He was married to beautiful women including Ava Gardner, Martha Vickers, Betty Jane Rase, Elain Mehnken and Barbara Ann Thompson. He trusted managers, who he saw as father figures, but some were just out to exploit him. However, through it all, the public still looked at him and continued to adore him despite his well-known, rocky personal life.

WILLIAM BIRNES: Both. He was so well respected by the acting community that they heaped praise upon him as the best actor America could produce. But that was only professionally. In his personal life, he was looked upon as a tragic figure who couldn't figure out how to grow up, grow old, shoulder responsibility, and inhabit the legend he had become.

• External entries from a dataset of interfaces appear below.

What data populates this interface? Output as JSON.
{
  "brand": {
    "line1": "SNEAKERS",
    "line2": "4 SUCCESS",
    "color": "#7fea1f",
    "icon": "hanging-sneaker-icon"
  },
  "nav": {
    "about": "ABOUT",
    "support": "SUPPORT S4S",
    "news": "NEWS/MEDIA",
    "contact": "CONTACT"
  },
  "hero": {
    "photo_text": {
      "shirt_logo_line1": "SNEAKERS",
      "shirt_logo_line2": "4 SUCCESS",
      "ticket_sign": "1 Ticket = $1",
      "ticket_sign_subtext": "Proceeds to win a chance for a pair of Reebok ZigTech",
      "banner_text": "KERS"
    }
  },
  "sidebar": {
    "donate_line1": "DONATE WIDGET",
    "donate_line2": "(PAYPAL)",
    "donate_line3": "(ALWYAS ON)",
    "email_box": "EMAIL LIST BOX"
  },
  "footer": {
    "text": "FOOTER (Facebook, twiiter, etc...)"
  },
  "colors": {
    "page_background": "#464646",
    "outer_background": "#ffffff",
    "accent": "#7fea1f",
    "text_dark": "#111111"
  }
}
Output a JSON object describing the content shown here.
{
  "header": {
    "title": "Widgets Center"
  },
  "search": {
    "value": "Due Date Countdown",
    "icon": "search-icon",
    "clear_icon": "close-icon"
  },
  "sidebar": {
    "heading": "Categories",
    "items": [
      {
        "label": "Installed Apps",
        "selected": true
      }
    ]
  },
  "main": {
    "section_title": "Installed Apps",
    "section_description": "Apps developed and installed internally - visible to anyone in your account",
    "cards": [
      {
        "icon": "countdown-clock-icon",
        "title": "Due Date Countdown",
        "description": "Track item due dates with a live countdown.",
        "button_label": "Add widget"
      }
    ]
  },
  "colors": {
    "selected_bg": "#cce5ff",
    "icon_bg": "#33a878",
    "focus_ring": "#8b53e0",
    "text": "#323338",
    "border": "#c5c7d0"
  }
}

STAY THIRSTY: You state that your goal in writing this biography was to create "an enduring chronicle of the historic career and life" of one of the early Hollywood legends. Do you feel that you have succeeded? Were there any stones that you left unturned? If you could ask Mickey Rooney one more question, what would it be?

RICHARD LERTZMAN: I think we achieved our goal through our look at Rooney's life, career and his impact on cinema and culture. I believe we were able to explore almost every aspect of Mickey Rooney. However, as I stated earlier, we came to the conclusion that his real persona was sublimated for what he adopted as his created character he called "Mickey Rooney." His soul, as was his dear friend Judy Garland, was sucked out of him by the MGM system and they were trained to be the creation that Louis B. Mayer and friends envisioned.

Asking Mickey a question about his true inner feelings was futile. He only could give you the crafted responses that were drilled into him by the "Don" of MGM publicity, Howard Strickling.

WILLIAM BIRNES: We still wanted to explore more about the final years of his life, his conservator ship, his financial legacy, the legal battles over his estate and why he was induced by lawyers to split from his wife. There are still legal issues that are unresolved that need to be explored and claims by his children that need to be fleshed out. 


STAY THIRSTY: The story of Mickey Rooney is the story of Hollywood from its early years until the present and yet you say, "Mickey suffered from the catastrophe of success." How instructive is Rooney's story as a cautionary tale to today's actors and actresses? If you could offer one take-away, what would it be?

RICHARD LERTZMAN: To me, the "catastrophe of success" is where you reach great heights early in your life and you try to replicate it the remainder of your years. Mickey was the number one box office star by the time he was 18 and spent the next 76 years trying to achieve that again.

Paul Petersen, wrote a foreword in our book that offers a wonderful analysis of that. Paul, was a teen idol as the co-star of the Donna Reed Show and experienced early success followed by many lean years. When he was nearly 25, Mickey offered him words of advice that he coveted and has helped him guide his life after his years as a teen superstar. 

WILLIAM BIRNES: When you are worshipped as a child star or child show business prodigy, you have to realize it will ultimately go away as you get older. As Paul Peterson told us child stars often suffer from the "Jurassic effect," becoming frozen in amber and then they are anachronisms. George Clooney said the he was happy he didn't reach stardom until he was in his thirties because then he was prepared for it. Mickey never was, never understood it, and never learned how to live with it responsibly.



Richard Lertzman and William Birnes

Thirsty Home

Stay Thirsty Store